Exercise objective:
Go through the material line by line. Say how many lines contain the word "store", and give nothing more.

The records:
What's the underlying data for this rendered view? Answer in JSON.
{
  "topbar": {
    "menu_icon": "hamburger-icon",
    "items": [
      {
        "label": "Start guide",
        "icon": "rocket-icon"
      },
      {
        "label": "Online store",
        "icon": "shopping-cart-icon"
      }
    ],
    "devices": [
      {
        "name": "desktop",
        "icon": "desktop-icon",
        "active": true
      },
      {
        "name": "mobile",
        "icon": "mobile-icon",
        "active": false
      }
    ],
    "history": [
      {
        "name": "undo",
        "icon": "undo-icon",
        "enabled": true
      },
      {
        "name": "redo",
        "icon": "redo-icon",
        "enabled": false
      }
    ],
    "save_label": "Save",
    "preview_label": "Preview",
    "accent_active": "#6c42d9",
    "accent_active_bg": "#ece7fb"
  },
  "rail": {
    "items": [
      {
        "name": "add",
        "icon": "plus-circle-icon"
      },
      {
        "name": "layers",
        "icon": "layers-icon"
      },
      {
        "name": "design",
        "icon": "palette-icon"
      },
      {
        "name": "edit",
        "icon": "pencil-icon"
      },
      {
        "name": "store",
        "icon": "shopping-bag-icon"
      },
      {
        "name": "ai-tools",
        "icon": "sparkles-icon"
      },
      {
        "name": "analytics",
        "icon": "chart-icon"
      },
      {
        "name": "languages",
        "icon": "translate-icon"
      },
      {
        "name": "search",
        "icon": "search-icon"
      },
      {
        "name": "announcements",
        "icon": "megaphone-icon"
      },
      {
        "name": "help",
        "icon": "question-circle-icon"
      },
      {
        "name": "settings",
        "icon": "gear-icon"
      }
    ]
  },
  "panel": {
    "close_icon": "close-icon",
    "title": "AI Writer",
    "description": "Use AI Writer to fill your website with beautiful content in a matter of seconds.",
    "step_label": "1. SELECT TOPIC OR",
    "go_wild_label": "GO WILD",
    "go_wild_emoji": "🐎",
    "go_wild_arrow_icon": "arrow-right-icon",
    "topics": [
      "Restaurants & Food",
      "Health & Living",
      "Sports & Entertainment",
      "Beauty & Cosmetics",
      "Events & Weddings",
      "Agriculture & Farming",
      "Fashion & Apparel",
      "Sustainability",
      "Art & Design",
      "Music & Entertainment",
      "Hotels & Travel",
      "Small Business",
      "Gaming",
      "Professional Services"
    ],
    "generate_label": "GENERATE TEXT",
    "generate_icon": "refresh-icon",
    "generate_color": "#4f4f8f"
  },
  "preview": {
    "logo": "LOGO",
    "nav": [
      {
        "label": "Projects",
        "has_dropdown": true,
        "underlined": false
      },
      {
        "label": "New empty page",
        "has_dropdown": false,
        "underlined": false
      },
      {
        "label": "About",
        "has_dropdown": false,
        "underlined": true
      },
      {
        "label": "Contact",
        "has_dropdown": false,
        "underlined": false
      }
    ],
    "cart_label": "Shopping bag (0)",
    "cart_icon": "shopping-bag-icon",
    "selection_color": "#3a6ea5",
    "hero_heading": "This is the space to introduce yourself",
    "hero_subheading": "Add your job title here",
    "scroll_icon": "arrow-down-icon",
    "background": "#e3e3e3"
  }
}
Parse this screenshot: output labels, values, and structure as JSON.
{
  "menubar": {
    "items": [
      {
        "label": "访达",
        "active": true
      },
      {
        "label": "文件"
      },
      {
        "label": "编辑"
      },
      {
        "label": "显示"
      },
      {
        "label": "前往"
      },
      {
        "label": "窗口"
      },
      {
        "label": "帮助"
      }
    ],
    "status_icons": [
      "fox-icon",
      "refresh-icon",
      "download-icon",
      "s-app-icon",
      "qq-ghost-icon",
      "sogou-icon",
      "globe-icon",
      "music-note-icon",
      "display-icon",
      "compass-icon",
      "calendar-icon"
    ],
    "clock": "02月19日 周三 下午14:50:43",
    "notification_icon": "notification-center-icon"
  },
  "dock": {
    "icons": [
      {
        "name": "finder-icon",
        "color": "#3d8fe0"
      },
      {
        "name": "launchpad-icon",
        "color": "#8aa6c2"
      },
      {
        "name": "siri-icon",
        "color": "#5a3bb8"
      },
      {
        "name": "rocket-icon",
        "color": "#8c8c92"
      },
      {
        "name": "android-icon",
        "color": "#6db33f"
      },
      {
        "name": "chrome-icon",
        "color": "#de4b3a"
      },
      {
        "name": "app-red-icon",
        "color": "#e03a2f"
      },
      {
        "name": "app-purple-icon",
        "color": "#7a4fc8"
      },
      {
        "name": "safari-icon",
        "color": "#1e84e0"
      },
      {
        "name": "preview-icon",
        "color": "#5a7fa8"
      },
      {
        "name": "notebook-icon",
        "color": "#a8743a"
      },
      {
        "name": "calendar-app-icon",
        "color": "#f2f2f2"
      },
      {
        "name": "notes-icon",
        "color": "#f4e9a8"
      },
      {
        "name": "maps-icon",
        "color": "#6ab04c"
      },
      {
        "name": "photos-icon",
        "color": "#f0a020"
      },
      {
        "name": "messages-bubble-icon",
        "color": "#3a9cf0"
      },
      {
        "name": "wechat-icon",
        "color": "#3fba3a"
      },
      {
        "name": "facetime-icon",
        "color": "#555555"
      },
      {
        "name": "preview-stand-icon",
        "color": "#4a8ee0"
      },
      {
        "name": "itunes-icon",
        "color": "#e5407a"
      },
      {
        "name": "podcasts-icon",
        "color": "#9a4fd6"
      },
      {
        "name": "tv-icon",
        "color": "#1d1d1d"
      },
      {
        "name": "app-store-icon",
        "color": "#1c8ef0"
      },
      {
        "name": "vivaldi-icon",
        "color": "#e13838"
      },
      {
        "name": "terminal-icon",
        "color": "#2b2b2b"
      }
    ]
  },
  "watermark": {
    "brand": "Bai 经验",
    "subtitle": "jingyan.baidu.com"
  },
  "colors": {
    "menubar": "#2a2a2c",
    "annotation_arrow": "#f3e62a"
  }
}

Exercise result:
3